There’s only one pig that ruled the 90s and his name was Babe. Gordy was the lesser film of the two, bringing in lower positive reception and the general consensus over time that it wasn’t anywhere close to Babe in terms of quality. There’s no real nostalgic reason to watch this one as an adult unless you like suffering.
If you’re someone who has a nostalgic love for Baby Geniuses, it’s probably because you were too young to appreciate what a truly awful movie it is. Unfortunately, the people who greenlit this one were not as smart as the babies in the movie.
Honey, I Blew Up The Kid
If you’re someone who finds a giant baby absolutely hilarious, you might want to argue the quality of Honey, I Blew Up The Kid. Personally, I think it’s a bit of a one-note joke that continues throughout the entire movie and doesn’t have much more going on than that.
Summertime Switch is one of those classic mixup movies where a spoiled kid is put in a camp for troubled kids, and the troubled kid gets a taste of what an upscale summer camp experience is like. A pretty predictable story, even if you haven’t seen it, so not much of a reason to watch.
Man Of The House
Jonathan Taylor Thomas and Chevy Chase collaborating in the 90s should’ve been a box office hit we still talk about to this day. Clearly, this movie is largely forgotten in the modern day. For movies about divorced kids coping, maybe Mrs. Doubtfire is the better call.
Madeline was and still is such a classic children’s book that it’s kind of shocking a live-action adaptation with a heavy hitter like Frances McDormand involved has just faded into obscurity as years have gone on. Perhaps the reality is the book was always a tad boring, and as such, so is the movie.

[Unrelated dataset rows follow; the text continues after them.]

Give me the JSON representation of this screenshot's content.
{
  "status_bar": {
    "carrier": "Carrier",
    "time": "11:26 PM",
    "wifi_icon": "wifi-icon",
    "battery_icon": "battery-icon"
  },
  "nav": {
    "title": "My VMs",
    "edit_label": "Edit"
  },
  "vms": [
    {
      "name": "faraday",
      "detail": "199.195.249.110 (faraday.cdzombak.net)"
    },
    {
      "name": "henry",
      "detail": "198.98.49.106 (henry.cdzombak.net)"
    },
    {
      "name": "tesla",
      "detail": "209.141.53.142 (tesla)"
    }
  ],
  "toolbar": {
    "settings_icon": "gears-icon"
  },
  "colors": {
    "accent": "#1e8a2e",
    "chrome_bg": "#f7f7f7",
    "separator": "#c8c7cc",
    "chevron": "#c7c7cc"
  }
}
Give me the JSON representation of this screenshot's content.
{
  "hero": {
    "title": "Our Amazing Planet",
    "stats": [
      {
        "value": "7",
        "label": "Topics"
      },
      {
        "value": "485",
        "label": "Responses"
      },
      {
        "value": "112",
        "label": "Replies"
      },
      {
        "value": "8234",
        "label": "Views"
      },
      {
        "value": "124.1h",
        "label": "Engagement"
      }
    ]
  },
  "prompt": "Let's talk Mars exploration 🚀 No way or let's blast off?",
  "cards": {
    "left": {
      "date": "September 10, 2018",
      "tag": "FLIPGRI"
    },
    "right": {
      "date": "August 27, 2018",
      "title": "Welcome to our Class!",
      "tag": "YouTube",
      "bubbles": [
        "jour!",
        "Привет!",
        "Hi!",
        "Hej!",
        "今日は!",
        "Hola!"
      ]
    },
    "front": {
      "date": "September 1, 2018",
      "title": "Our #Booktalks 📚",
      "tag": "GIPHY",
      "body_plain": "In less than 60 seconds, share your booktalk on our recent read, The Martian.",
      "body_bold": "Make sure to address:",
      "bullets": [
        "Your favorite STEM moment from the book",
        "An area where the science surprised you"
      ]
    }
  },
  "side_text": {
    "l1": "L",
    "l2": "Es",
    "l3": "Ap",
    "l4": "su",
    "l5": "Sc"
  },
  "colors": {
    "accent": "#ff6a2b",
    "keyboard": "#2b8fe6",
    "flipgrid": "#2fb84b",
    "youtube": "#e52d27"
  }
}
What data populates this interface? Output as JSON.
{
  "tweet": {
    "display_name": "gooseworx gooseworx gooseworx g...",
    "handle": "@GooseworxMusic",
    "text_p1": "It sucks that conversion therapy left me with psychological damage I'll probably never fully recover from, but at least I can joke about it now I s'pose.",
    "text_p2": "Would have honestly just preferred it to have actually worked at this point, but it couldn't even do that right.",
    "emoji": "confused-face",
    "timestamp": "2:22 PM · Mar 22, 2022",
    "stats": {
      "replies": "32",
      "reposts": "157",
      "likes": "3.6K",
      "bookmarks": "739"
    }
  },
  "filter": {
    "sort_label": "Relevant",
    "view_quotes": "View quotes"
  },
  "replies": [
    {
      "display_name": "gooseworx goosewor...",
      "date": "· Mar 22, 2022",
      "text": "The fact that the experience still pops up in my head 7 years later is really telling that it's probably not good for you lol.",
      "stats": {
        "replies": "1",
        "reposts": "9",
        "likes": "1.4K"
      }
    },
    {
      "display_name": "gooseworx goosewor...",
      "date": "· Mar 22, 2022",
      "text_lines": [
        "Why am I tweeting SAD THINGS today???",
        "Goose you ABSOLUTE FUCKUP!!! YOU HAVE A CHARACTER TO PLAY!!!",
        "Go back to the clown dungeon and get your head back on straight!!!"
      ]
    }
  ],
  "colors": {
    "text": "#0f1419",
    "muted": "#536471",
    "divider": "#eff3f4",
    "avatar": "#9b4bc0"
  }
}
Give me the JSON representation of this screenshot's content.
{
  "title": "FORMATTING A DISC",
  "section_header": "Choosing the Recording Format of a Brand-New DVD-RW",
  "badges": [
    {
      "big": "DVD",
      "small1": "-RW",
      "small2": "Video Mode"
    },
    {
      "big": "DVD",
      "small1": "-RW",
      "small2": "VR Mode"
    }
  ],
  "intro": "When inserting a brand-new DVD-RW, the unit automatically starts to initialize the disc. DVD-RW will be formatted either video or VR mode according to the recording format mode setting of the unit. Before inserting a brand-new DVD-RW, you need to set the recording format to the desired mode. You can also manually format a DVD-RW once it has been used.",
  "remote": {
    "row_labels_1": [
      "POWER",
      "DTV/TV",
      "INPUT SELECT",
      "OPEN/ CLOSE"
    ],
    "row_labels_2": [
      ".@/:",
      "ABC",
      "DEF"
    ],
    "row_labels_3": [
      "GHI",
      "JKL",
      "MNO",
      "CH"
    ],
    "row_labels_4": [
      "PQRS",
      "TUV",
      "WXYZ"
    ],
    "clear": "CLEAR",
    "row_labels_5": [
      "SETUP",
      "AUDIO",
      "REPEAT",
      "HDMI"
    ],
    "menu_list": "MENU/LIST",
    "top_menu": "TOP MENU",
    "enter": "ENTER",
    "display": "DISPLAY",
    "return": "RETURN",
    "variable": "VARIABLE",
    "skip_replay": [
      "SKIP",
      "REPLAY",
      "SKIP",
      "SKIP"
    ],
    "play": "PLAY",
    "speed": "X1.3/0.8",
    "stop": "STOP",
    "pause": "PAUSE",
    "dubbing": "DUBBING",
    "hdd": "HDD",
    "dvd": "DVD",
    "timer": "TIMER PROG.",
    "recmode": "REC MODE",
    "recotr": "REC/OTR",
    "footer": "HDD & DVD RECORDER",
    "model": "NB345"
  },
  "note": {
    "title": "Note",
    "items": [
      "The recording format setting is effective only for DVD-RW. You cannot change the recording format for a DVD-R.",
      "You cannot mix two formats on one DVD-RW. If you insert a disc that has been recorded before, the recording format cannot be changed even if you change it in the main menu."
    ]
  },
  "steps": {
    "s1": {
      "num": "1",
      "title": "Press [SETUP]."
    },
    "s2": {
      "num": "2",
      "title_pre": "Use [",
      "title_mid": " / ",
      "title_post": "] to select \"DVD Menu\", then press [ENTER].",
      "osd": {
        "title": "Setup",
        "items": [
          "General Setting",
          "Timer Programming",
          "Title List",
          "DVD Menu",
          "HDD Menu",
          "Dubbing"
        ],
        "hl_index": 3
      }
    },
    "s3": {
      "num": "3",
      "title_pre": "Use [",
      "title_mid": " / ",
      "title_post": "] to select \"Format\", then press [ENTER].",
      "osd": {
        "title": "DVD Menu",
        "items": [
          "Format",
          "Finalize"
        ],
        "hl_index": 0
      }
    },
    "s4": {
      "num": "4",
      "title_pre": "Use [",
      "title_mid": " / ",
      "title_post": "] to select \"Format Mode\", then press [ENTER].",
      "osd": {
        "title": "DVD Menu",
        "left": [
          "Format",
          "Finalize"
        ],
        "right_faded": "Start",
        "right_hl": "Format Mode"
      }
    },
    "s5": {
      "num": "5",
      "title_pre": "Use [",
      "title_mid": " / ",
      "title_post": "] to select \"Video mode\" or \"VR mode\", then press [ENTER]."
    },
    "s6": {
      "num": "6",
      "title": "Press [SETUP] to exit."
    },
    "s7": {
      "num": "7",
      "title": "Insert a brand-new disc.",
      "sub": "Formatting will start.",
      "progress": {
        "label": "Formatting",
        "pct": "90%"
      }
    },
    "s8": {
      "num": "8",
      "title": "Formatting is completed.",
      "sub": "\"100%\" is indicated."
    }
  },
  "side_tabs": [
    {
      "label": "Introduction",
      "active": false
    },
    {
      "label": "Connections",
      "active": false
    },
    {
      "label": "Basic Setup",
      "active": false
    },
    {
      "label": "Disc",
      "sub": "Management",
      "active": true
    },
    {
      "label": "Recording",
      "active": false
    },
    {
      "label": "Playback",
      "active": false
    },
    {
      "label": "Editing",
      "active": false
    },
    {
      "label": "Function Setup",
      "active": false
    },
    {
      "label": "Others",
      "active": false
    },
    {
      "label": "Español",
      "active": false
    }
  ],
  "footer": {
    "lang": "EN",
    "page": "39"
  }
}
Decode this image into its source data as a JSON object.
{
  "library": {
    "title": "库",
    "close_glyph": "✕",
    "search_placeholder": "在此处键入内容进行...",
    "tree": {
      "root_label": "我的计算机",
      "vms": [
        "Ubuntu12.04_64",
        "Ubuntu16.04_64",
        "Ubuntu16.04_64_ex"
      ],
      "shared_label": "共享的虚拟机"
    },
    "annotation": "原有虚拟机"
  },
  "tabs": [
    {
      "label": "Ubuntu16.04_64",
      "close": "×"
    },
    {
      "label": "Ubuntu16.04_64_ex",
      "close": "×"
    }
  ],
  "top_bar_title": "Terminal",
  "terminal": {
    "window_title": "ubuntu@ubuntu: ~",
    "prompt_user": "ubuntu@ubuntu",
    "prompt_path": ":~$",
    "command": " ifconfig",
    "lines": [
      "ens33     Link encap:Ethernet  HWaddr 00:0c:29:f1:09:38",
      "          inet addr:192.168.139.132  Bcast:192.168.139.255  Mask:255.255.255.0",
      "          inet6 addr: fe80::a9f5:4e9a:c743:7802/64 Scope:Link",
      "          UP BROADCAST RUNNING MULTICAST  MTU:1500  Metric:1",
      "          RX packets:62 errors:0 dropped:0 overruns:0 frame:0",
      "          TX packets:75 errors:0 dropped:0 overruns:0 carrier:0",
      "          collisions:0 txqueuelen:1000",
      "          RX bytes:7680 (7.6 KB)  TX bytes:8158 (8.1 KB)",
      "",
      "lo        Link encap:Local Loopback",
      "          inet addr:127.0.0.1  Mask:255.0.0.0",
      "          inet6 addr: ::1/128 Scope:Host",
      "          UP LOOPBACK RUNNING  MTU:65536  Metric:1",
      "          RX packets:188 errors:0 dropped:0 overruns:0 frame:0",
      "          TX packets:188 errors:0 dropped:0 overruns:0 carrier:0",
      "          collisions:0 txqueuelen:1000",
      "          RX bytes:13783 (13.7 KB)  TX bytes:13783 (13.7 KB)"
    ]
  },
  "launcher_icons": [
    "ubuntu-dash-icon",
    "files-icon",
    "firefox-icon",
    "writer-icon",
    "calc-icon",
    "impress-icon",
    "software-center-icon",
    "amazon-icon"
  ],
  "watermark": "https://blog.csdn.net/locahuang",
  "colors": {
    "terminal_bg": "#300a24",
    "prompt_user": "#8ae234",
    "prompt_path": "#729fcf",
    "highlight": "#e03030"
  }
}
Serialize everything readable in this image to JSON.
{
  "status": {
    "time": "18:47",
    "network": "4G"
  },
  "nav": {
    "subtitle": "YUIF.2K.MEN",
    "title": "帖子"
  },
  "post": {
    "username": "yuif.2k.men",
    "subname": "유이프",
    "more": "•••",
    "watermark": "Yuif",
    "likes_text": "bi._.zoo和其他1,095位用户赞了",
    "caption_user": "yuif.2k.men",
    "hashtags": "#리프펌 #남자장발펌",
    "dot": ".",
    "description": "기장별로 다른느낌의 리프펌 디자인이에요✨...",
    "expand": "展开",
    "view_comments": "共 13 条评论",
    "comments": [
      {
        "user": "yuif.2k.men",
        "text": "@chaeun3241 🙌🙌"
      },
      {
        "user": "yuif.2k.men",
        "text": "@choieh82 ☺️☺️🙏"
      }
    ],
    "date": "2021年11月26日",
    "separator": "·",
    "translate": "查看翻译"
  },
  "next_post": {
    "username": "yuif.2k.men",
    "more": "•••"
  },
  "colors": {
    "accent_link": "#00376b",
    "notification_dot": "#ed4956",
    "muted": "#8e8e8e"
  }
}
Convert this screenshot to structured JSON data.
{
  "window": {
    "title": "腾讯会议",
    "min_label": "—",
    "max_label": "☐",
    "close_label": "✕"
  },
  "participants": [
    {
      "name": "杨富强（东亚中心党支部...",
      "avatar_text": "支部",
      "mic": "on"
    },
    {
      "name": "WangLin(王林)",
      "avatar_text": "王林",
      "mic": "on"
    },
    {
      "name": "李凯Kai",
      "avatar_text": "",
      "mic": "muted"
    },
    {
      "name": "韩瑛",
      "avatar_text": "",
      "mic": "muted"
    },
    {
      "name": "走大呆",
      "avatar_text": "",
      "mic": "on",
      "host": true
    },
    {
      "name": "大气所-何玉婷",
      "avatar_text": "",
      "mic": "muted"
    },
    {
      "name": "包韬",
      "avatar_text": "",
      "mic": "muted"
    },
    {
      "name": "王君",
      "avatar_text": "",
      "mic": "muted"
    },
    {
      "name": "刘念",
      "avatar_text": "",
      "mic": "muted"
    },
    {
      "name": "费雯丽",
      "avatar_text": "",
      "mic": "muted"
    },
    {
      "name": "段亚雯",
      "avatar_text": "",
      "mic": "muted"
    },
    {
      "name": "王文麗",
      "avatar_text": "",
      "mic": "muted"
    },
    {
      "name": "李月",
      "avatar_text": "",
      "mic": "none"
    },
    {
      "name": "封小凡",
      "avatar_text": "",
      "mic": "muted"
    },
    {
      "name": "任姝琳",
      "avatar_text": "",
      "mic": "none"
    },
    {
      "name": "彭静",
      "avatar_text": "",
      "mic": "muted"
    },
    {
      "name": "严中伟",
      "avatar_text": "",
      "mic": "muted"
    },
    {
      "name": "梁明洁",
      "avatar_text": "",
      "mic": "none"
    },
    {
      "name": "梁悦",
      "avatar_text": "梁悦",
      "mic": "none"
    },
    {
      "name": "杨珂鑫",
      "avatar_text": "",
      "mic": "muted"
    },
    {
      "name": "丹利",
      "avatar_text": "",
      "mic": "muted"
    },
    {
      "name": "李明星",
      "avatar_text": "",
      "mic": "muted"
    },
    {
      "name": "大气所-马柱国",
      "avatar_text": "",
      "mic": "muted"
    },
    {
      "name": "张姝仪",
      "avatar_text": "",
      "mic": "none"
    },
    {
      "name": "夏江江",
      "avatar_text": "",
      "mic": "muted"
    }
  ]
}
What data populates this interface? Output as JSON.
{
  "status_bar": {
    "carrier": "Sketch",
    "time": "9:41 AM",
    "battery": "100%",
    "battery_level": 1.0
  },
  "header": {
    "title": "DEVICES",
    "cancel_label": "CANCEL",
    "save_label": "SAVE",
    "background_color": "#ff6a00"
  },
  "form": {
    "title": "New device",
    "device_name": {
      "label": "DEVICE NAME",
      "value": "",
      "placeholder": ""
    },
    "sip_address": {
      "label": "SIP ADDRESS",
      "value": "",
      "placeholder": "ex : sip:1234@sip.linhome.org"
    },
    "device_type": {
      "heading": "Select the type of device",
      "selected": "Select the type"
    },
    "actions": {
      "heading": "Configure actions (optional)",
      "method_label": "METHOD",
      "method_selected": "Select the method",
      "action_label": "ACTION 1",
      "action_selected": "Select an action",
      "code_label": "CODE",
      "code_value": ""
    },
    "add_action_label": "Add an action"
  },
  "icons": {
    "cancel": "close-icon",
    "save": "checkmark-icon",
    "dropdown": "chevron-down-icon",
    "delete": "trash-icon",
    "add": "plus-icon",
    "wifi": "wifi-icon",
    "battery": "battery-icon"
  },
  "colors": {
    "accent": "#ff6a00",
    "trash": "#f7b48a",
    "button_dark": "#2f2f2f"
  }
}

Love it or hate it, these are the nostalgic 90s movies that suck at the end of the day. Be sure to check on CinemaBlend’s upcoming movies for this year and beyond, though be warned, I’m sure a few decades from now, some young punk will be writing an article talking about how they sucked.